Super Bowl Bear returning to coach at East Aurora
By Rick Armstrong firstname.lastname@example.org March 16, 2012 12:12PM
Kurt Becker speaks with East Aurora students Brian Moreno (left) and Frank Byndum at the City of Aurora's 175th birthday celebration on March 2. Becker was named the new East High football coach Friday. | Photo courtesy of District 131
Updated: April 19, 2012 8:28AM
Apparently that claim, “once a Tomcat, always a Tomcat” from Aurora East siders rings true.
Kurt Becker, a Super Bowl Chicago Bear, University of Michigan All-American football player and Aurora businessman, is also a 1977 graduate of East High. That fact has never been lost on the 1990 NFL retiree, who has long felt a tug on his heartstrings from his alma mater.
Tradition is just part of what reeled him in for Friday’s announcement, when school officials announced he will be the new varsity football coach at the school.
Becker will succeed Bill Bryant, who stepped down after last season, and faces a huge – some might say monumental – challenge in trying to rebuild the struggling program. It ended the season on a 30-game losing streak and East hasn’t had a winning season since 2000, when Al Tamberelli’s team went 5-4.
“You can look at it a lot of ways,” said Becker, an offensive lineman in his playing days.
“I think the program is ready to turn. There are a lot of stakeholders involved and a full commitment is there from the community. There is a strong sense (of commitment) to the overall athletic department.”
Becker is the owner of Twin Oaks Music and Vending but served as an assistant coach for Dan Thorpe’s program at Marmion the past four seasons while his son, Garret, was in the program.

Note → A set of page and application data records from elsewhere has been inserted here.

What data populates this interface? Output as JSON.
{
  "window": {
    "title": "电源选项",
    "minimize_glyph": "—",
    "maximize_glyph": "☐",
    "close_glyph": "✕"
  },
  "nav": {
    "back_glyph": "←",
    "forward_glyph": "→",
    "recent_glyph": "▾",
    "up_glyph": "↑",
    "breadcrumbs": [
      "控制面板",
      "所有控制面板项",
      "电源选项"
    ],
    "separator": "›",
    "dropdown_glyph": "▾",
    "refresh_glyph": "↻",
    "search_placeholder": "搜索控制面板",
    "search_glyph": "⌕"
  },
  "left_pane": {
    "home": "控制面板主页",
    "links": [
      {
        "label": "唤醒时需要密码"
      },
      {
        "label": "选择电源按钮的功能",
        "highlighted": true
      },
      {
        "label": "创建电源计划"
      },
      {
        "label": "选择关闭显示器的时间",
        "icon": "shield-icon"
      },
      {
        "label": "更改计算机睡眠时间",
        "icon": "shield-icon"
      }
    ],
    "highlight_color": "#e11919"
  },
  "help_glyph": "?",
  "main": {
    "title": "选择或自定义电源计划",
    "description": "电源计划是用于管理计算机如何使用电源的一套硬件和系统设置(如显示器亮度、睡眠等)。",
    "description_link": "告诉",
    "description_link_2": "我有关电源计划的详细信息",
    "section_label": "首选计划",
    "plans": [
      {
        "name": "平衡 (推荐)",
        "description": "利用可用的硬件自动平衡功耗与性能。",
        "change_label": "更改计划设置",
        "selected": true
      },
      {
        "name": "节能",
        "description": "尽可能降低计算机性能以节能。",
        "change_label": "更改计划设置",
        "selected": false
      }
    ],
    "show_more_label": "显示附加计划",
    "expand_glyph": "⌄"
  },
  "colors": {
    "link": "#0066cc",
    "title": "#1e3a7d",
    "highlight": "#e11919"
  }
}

He had helped at various clinics and youth programs before that and maintained ties with East Aurora, especially in fund-raising and with it’s Old-Timers Association, of which he is co-president.
It’s not that Becker didn’t enjoy his affiliation with Marmion, whose team went 29-15 with playoff appearances the past three seasons. He was the offensive line coach in 2008 and assistant head coach the past three years.
“I can’t tell you how much Marmion means to me,” he said. “And (head coach) Dan Thorpe, I respect him 100 percent as a football coach and person. Dan taught me a lot about the game and coaching high school athletes. I’m very grateful to Dan.”
But there was always that pull. When the East job opened in the fall, it wasn’t the first time people on the East side wondered if Becker would have interest.
“Everywhere I went the situation would come up,” said Becker. “Finally, at one point, my wife Gloria said, ‘You should start listening to these people.’”
What convinced him was the interest and an offer from an old friend and fellow East grad, Steve Kenyon. The long-time Naperville Central teacher retired after a 30-year career but had continued coaching the football team’s offensive line the past few seasons.
“He asked me if I would do it and was very decisive,” said Becker.
Kenyon also offered to join him as an assistant.
“Without Steve (to lean on), I don’t think it would be possible, at this point,” said Becker. “He convinced me and I applied for the job.”
Thorpe is happy for Becker but will miss him.
“They’re getting a guy that’s all-in,” said Thorpe. “What a tremendous loss for Marmion. He just jumped in, hands on.”
And even though he’s not a teacher, it didn’t stop Becker from becoming involved at many levels at Marmion. He plans to do the same at East.
A strong commitment, from his players, staff, parents and the community, will be key to bringing success back to East, said Becker.
“I have to meet the kids and coaches and evaluate the current situation and what we have,” he said. “That’s gonna take place on Monday. As of Tuesday, we go to work (in the weight room).
“In order to be successful in high school football you’ve gotta be (working at it) darn near 11 months of the year.”
He will also have interaction with the full program, including the elementary schools and three junior highs – Waldo, Simmons and Cowherd – that feed into East.
“I’m going to take a very active role in the development of our youth (program),” he said. “That’s where I started, in fact, helping coach with the Aurora Superstars.”
He says he’s already received calls from a number of qualified people who are interested in joining the staff, calling it “very heartwarming.”
Now, he looks forward to continuing the tradition(s).
“This is the oldest school district in the state of Illinois, and the rivalry game with that school on the other side of town (West), is the oldest rivalry in the state,” he said.
“I learned about tradition and what history means playing at Michigan and with the Bears, the franchise owned by George Halas, who started professional football. To have the opportunity to prepare kids for that oldest rivalry will be special.”
So are his challenges.